What number of lines in the data below contain the string "label"? Answer with that number alone.

+ + + +

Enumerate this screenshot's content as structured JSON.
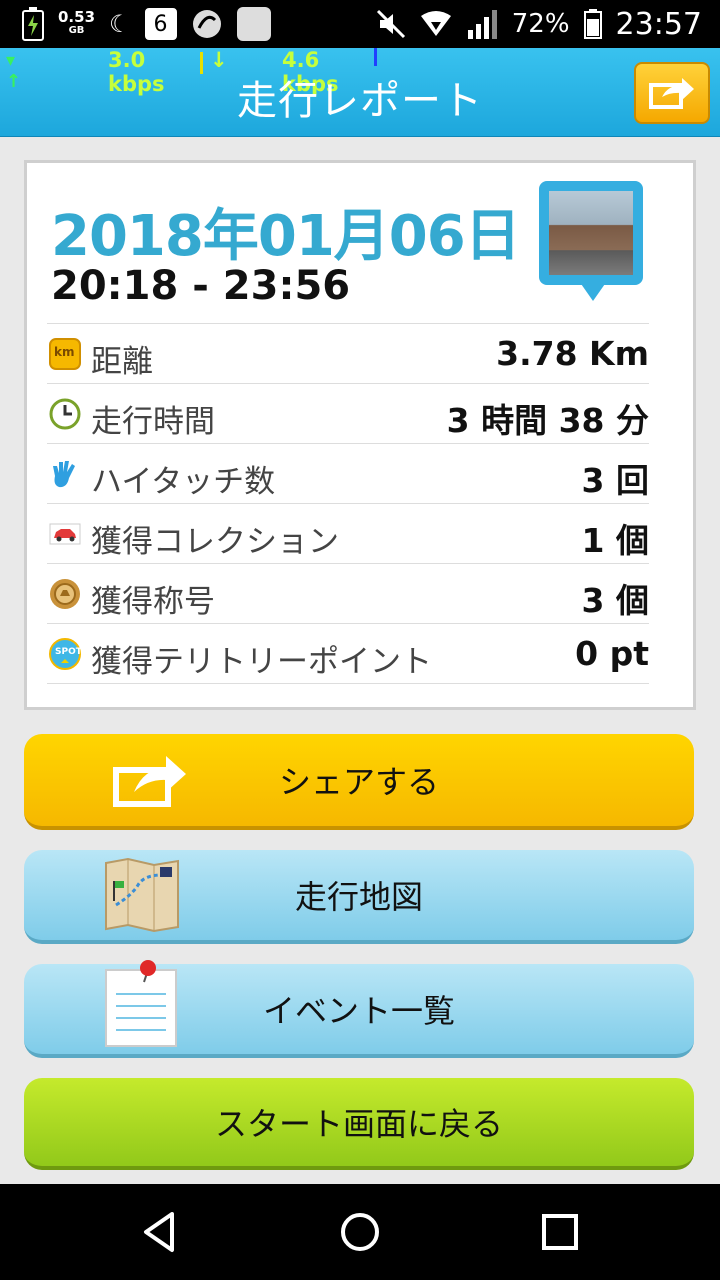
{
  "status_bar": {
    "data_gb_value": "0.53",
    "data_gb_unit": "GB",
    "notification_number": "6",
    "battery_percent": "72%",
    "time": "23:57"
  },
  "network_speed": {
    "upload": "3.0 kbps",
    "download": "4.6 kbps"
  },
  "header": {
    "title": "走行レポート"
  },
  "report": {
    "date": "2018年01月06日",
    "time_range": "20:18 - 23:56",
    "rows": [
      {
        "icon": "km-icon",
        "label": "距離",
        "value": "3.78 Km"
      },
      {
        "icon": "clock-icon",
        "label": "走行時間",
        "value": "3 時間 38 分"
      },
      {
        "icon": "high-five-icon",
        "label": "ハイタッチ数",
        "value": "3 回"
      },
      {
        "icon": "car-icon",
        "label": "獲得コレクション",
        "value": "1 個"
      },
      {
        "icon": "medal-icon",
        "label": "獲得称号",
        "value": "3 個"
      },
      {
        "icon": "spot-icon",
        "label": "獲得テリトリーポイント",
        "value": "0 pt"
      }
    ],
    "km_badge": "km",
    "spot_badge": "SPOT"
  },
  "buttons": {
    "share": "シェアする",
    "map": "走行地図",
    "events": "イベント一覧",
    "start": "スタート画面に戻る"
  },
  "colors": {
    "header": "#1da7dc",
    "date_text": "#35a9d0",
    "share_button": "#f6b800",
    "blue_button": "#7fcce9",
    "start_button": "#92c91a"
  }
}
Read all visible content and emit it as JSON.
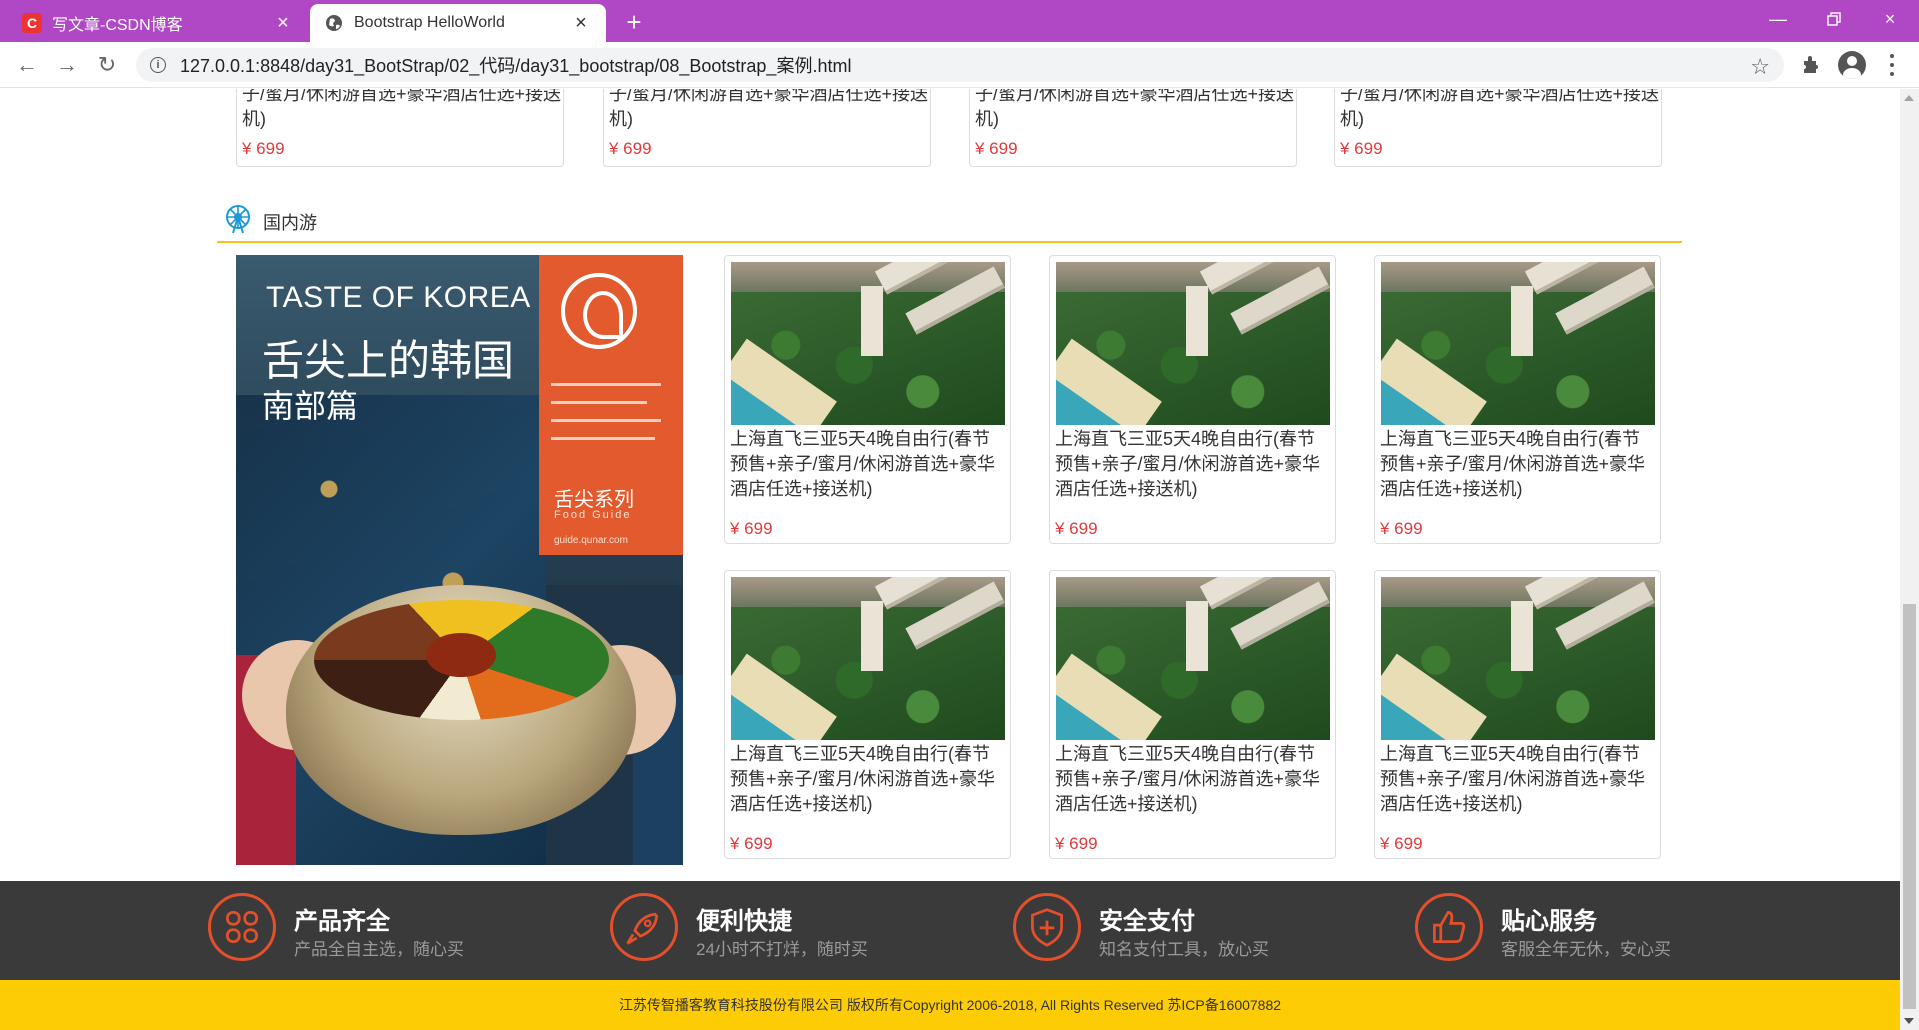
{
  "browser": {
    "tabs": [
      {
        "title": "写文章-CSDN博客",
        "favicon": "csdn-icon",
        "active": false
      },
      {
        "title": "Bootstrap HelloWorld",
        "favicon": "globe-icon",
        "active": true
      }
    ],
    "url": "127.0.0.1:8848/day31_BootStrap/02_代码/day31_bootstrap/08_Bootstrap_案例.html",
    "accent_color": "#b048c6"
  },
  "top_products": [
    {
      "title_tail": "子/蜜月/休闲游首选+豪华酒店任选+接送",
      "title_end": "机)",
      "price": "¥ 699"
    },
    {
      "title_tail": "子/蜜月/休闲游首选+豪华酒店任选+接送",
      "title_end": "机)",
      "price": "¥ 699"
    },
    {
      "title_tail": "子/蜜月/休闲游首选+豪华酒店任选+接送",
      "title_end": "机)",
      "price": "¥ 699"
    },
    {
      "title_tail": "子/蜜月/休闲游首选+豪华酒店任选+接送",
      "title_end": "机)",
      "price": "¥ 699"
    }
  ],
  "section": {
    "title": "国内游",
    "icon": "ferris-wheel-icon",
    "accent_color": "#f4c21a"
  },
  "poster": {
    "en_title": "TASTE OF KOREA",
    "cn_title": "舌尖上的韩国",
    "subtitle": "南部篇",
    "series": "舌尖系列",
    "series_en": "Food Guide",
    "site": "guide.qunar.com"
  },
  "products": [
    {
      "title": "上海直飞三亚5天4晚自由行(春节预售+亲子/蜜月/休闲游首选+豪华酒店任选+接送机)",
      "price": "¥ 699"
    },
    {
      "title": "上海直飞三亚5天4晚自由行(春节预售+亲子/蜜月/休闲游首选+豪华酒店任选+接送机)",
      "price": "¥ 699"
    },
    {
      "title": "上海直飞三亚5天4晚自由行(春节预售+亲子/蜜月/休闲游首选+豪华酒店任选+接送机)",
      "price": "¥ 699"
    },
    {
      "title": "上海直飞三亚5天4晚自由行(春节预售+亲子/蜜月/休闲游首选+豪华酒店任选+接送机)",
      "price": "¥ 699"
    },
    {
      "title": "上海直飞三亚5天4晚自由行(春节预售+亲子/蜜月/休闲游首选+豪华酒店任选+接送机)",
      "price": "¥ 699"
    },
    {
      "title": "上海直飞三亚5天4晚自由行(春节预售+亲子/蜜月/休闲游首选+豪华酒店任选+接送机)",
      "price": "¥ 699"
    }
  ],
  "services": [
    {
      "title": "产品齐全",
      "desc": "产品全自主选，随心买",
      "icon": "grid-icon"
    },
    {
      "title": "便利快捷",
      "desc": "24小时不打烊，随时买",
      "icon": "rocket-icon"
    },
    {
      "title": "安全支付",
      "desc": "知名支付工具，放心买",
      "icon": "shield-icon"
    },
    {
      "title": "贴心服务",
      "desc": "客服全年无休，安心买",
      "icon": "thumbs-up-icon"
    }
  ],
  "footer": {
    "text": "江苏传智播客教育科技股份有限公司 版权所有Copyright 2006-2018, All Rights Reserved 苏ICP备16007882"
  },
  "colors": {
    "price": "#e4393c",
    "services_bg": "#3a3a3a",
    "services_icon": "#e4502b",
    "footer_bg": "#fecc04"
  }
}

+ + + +

Answer section:
6